What are lice?
Lice are tiny bugs that live on the scalp and neck. They are not able to jump or fly but they are highly contagious and can spread quickly from person to person. They spread mainly through head-to-head contact, sharing clothing, bed linens, combs, brushes, and hats can also help pass them along. They are not dangerous and don’t cause disease. They do feed off the blood by biting a couple times a day, causing red bumps that itch. They lay eggs are the hair which are called nits.
Checking for lice
You will need to part small (very small) sections of the hair and look for the actual bug (louse) and look for the nit. The nit looks like a piece of dandruff stuck to the hair (usually close to the scalp) and doesn’t come off easily.

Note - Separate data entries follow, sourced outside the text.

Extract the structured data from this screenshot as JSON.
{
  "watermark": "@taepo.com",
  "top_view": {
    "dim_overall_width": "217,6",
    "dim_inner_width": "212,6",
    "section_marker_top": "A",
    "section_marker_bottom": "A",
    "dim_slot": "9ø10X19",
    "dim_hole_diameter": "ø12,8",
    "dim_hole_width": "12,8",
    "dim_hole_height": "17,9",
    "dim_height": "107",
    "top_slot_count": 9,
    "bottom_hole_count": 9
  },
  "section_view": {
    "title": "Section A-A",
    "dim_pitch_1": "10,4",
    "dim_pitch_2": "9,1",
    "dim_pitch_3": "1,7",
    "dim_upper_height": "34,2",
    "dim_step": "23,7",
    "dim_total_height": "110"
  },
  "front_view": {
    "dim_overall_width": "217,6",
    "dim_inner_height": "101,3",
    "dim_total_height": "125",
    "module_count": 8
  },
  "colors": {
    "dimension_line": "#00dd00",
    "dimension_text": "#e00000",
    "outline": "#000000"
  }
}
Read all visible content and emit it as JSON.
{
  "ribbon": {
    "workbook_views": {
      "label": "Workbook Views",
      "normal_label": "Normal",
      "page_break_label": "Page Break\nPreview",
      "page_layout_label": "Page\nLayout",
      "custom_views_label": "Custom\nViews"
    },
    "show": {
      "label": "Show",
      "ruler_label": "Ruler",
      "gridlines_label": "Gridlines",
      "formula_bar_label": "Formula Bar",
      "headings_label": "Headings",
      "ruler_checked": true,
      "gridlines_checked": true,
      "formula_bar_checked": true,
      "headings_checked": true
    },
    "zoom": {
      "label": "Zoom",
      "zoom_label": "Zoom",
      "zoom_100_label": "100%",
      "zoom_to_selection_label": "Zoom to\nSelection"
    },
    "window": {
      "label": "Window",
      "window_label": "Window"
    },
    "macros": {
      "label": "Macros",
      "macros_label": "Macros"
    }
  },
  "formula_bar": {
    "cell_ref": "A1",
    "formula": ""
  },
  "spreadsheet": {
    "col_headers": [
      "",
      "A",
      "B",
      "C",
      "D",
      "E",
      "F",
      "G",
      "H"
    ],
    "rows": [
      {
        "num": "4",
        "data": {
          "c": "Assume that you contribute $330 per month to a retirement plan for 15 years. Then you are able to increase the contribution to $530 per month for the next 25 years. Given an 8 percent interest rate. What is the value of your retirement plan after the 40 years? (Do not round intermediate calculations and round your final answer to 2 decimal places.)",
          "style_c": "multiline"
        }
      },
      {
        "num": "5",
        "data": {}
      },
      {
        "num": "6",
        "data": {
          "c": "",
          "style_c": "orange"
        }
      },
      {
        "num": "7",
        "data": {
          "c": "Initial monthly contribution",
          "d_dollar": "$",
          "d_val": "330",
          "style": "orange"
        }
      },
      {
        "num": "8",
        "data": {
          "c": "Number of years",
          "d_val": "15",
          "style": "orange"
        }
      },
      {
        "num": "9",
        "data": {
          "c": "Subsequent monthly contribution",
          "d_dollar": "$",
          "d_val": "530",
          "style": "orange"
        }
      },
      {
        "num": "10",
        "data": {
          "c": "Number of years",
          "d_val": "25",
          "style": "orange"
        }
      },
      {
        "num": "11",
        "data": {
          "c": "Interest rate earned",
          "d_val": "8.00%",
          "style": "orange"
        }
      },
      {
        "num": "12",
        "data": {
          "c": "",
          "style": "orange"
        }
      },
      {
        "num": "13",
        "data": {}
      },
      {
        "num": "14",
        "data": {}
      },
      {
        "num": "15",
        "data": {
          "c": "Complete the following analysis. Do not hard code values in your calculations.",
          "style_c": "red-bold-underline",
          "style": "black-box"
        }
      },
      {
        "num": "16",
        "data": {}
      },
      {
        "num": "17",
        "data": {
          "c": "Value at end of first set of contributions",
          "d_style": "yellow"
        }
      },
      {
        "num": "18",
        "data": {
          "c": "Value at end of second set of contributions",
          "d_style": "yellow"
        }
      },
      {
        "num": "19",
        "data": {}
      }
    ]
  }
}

What to do if you find it
You will need to purchase a treatment shampoo (Rid is good) and a fine-tooth comb. There are kits that include the nit combs.
Follow the directions on the medication. While the hair is wet, you’ll need to part the hair in tiny sections and comb-out the nits. Sometimes olive oil is used to help get the nits off. You can use conditioner after you use the shampoo o make it easier to comb through. This process is tedious and takes some time.
If your child is under 2 years, call the physician.
Treating the house
1. Wash all bed linens and clothing that’s been recently worn by anyone in your home who’s infested in very hot water (130° Fahrenheit, 54.4° Celsius), then put them in the hot cycle of the dryer for at least 20 minutes. Dry clean any clothing that isn’t machine washable or store all clothing, stuffed animals, comforters, etc., that cannot be washed or dry cleaned into a plastic bag and seal it for two weeks.
2. Vacuum carpets and any upholstered furniture (in your home or car).
3. Soak hair-care items like combs, barrettes, hair ties or bands, headbands, and brushes in rubbing alcohol or medicated shampoo for 1 hour. You can also wash them in hot water (130 degrees F; 55 degrees C) or just throw them away.
Call your child’s school, daycare, and anyone they may have come in contact with.
You can find complete information at www.cdc.gov/lice/head/factsheet.html